Perhaps the most useful takeaway is that America was probably singularly ill-equipped to take over the leadership role in the world when it did. That, combined with the build-up of the military industrial congressional complex, extremes of anti-communistic rhetoric (now replaced by anti-Islam?) the insane growth of Washington bureaucracy and the still rampant ethos of Ametican exceptional leaves one despairing that we can revert to a more balanced and more prudent approach.
"The Short American Century" is an opportunity to clear your mind and to think with a new perspective about our national agenda.
According to Bacevich's introduction, these discussions were intentionally meant to be critical rather than celebratory, for history needs to discomfit before it can teach. That is exactly what this book does.
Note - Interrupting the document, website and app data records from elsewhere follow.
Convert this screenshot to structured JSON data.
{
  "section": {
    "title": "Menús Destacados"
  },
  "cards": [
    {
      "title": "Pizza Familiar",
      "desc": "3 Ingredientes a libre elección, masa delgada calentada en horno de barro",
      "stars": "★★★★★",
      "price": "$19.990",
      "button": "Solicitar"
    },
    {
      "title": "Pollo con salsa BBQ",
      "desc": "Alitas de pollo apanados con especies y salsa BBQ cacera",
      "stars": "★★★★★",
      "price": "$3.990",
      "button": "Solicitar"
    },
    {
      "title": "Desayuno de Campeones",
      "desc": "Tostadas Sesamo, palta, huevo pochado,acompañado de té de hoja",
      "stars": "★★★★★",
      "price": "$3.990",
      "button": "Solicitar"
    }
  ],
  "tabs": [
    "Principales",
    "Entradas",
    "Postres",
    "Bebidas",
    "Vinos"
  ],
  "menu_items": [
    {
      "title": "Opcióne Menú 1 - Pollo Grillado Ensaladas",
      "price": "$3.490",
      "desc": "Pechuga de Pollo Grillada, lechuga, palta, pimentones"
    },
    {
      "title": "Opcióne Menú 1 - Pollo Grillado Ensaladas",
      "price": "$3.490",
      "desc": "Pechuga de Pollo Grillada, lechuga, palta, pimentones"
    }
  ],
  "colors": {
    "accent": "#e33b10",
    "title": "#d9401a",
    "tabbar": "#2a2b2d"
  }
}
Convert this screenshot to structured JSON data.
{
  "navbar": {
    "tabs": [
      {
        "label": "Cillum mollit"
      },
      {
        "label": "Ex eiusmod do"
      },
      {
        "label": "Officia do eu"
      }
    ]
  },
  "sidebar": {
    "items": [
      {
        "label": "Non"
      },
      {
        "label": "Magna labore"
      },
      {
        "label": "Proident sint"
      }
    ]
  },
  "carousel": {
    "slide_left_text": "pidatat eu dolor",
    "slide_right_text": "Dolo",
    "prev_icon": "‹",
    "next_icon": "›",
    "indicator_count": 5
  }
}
Like many of us, Bacevich rues the money-driven drift that has brought us to this impovershed spiritual place. Unlike most of us, he has the credentials to back up his analyses. One has the feeling that he has sacrificed a great deal in order to tell the truth in such a direct manner.
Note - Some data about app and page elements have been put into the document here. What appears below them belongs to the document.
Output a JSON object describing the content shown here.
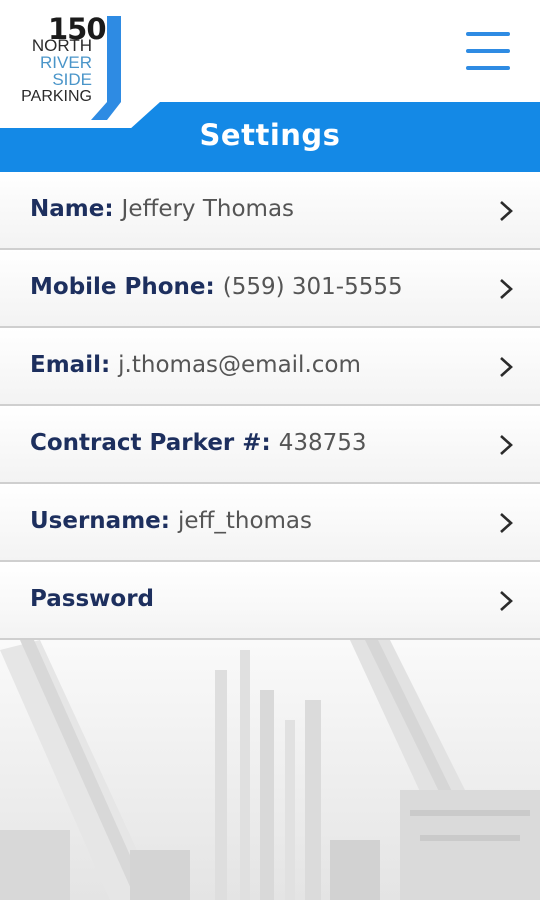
{
  "logo": {
    "number": "150",
    "line1": "NORTH",
    "line2": "RIVER",
    "line3": "SIDE",
    "line4": "PARKING"
  },
  "header": {
    "title": "Settings",
    "menu_icon": "hamburger-menu-icon",
    "accent_color": "#1489e6"
  },
  "settings": {
    "rows": [
      {
        "label": "Name:",
        "value": "Jeffery Thomas"
      },
      {
        "label": "Mobile Phone:",
        "value": "(559) 301-5555"
      },
      {
        "label": "Email:",
        "value": "j.thomas@email.com"
      },
      {
        "label": "Contract Parker #:",
        "value": "438753"
      },
      {
        "label": "Username:",
        "value": "jeff_thomas"
      },
      {
        "label": "Password",
        "value": ""
      }
    ],
    "chevron_icon": "chevron-right-icon"
  }
}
This book is valuable in that it makes honor, and the precepts of honor as defined in a military sense, real and understandable. And that simplifies things in an age of spin.
Bacevich bemoans the loss of American sovereignty in a globalized world, and he aches for the service men and women who sacrifice the most as well as the manner in which they see all too many of their beliefs shattered.
Would that America knew Andrew Bacevich better than it does Oliver North. But then, it would have to know itself.
Col. Bacevich does, however, give one the impression that he would sacrifice so much more in behalf of the goodness of the American republic, (what's left of it,) and its people.
He inspires me to want to rebuild.